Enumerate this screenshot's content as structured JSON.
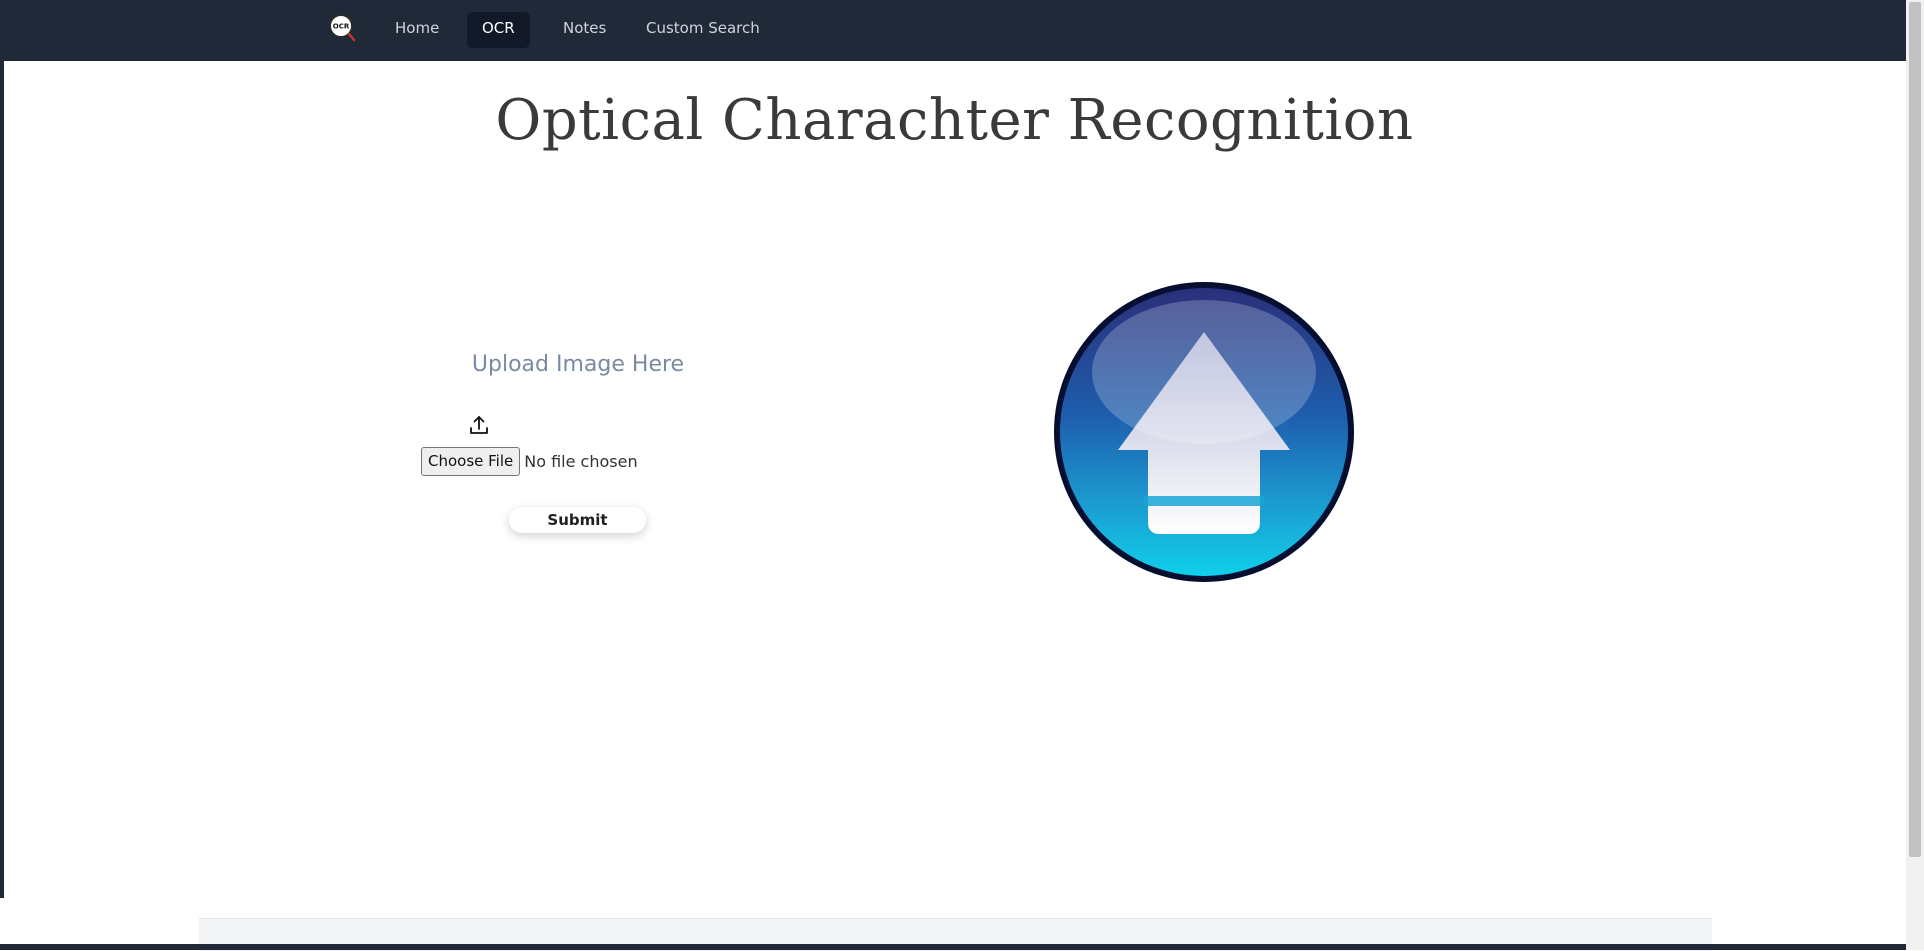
{
  "nav": {
    "logo_text": "OCR",
    "links": [
      "Home",
      "OCR",
      "Notes",
      "Custom Search"
    ],
    "active": "OCR"
  },
  "main": {
    "title": "Optical Charachter Recognition",
    "upload_heading": "Upload Image Here",
    "file_input": {
      "button_label": "Choose File",
      "status": "No file chosen"
    },
    "submit_label": "Submit"
  },
  "icons": {
    "logo": "ocr-magnifier-icon",
    "upload": "upload-icon",
    "graphic": "upload-arrow-circle-icon"
  },
  "colors": {
    "navbar_bg": "#1f2937",
    "active_tab_bg": "#111827",
    "title_text": "#3a3a3a",
    "upload_heading": "#7a8aa3"
  }
}
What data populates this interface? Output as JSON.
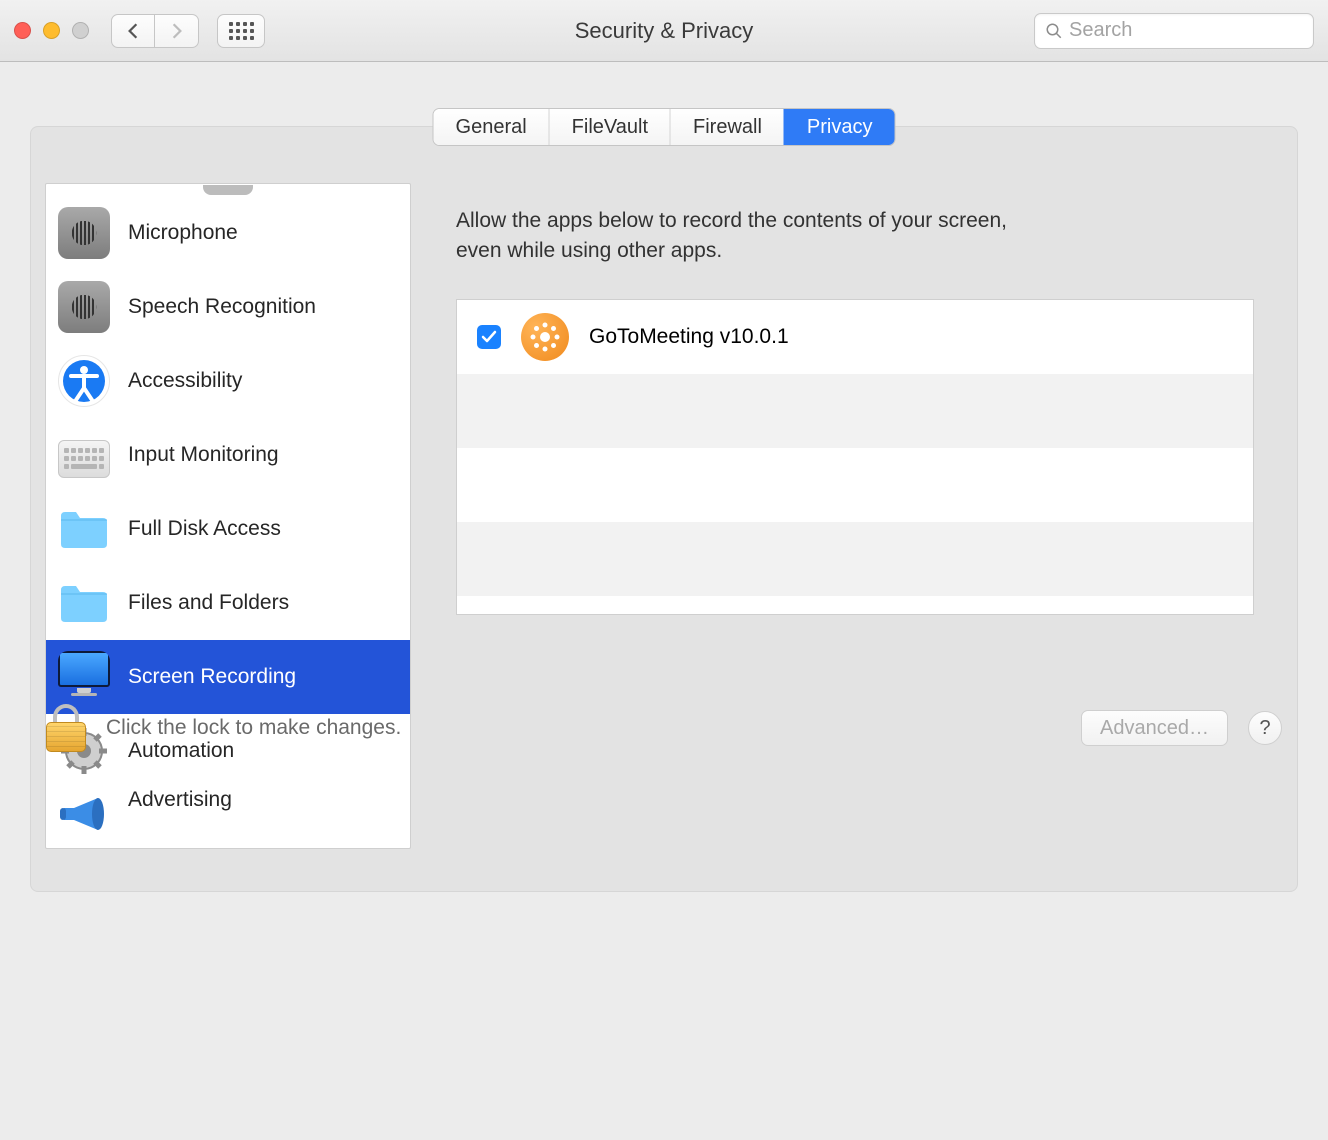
{
  "window": {
    "title": "Security & Privacy"
  },
  "toolbar": {
    "search_placeholder": "Search"
  },
  "tabs": {
    "general": "General",
    "filevault": "FileVault",
    "firewall": "Firewall",
    "privacy": "Privacy"
  },
  "sidebar": {
    "items": [
      {
        "label": "Microphone"
      },
      {
        "label": "Speech Recognition"
      },
      {
        "label": "Accessibility"
      },
      {
        "label": "Input Monitoring"
      },
      {
        "label": "Full Disk Access"
      },
      {
        "label": "Files and Folders"
      },
      {
        "label": "Screen Recording"
      },
      {
        "label": "Automation"
      },
      {
        "label": "Advertising"
      }
    ],
    "selected_index": 6
  },
  "detail": {
    "description": "Allow the apps below to record the contents of your screen, even while using other apps.",
    "apps": [
      {
        "name": "GoToMeeting v10.0.1",
        "checked": true
      }
    ]
  },
  "footer": {
    "lock_hint": "Click the lock to make changes.",
    "advanced_label": "Advanced…",
    "help_label": "?"
  }
}
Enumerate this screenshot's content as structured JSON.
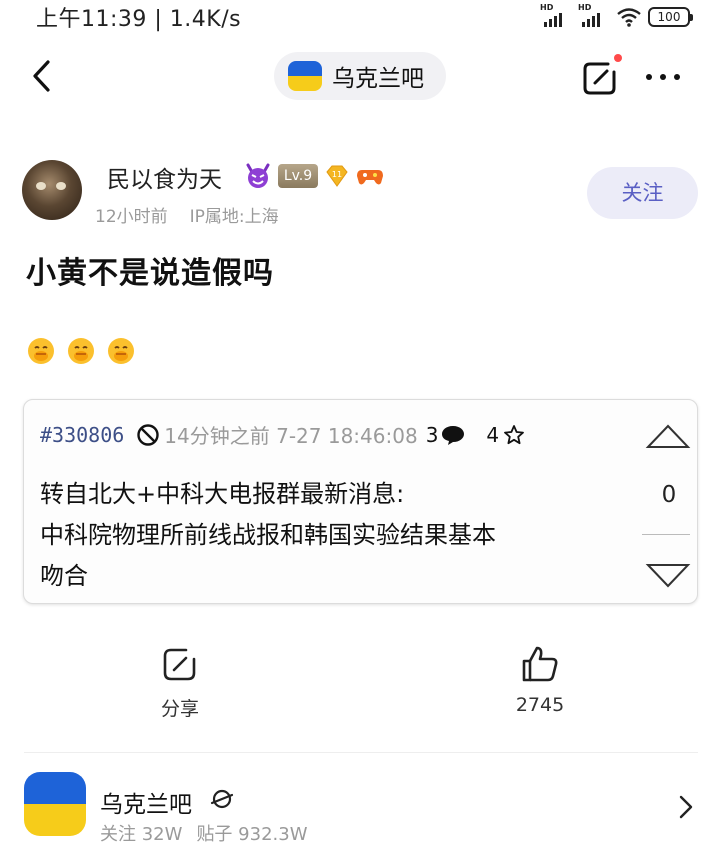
{
  "status_bar": {
    "time": "上午11:39 | 1.4K/s",
    "battery": "100",
    "icons": [
      "signal-hd-1-icon",
      "signal-hd-2-icon",
      "wifi-icon",
      "battery-icon"
    ]
  },
  "nav": {
    "forum_title": "乌克兰吧",
    "icons": [
      "back-arrow-icon",
      "ukraine-flag-icon",
      "edit-icon",
      "more-icon"
    ]
  },
  "author": {
    "name": "民以食为天",
    "level": "Lv.9",
    "gem_level": "11",
    "time": "12小时前",
    "ip_location": "IP属地:上海",
    "follow_label": "关注"
  },
  "post": {
    "title": "小黄不是说造假吗",
    "emoji_icon": "shush-face-icon"
  },
  "embedded": {
    "id": "#330806",
    "time": "14分钟之前 7-27 18:46:08",
    "comments": "3",
    "stars": "4",
    "vote": "0",
    "line1": "转自北大+中科大电报群最新消息:",
    "line2": "中科院物理所前线战报和韩国实验结果基本",
    "line3": "吻合"
  },
  "actions": {
    "share_label": "分享",
    "like_count": "2745"
  },
  "forum_card": {
    "name": "乌克兰吧",
    "followers": "关注 32W",
    "posts": "贴子 932.3W"
  },
  "colors": {
    "accent": "#5a5fc4",
    "follow_bg": "#ececf8",
    "flag_blue": "#1e63d8",
    "flag_yellow": "#f6cc1a",
    "notification_dot": "#ff4a4a"
  }
}
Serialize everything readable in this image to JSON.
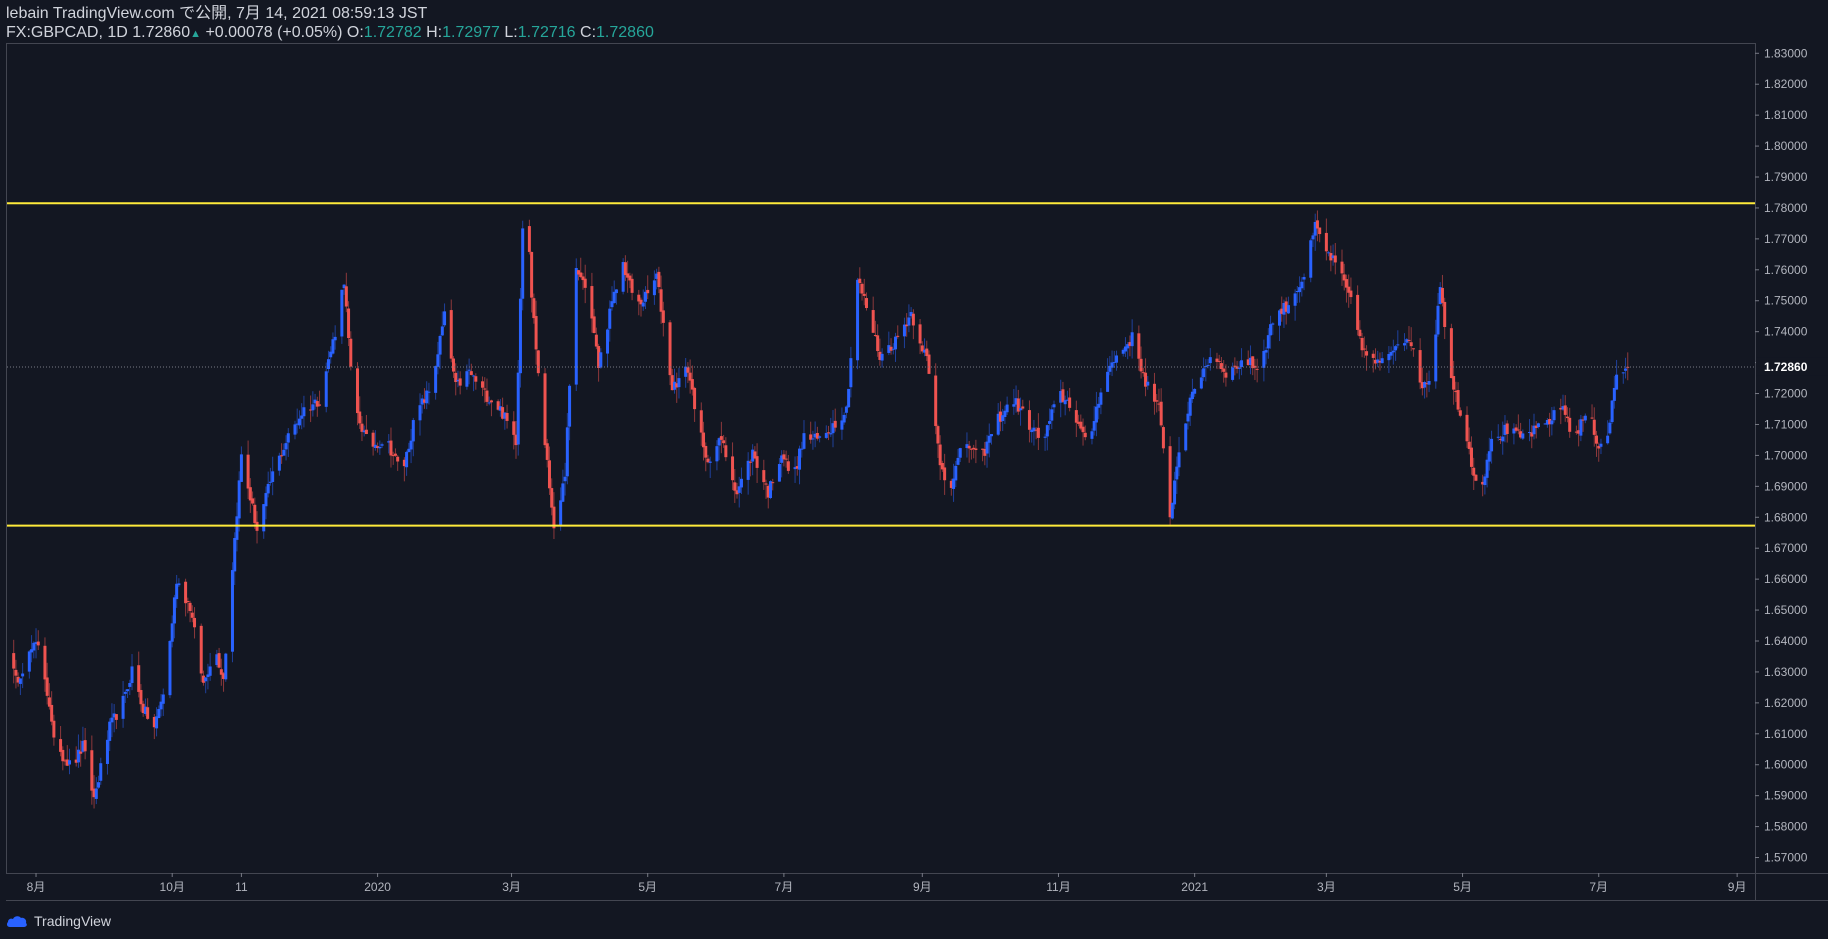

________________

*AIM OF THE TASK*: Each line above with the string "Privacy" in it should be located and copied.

*YOUR RESPONSE*:
    "title": "Security & Privacy"
    "privacy": "Privacy"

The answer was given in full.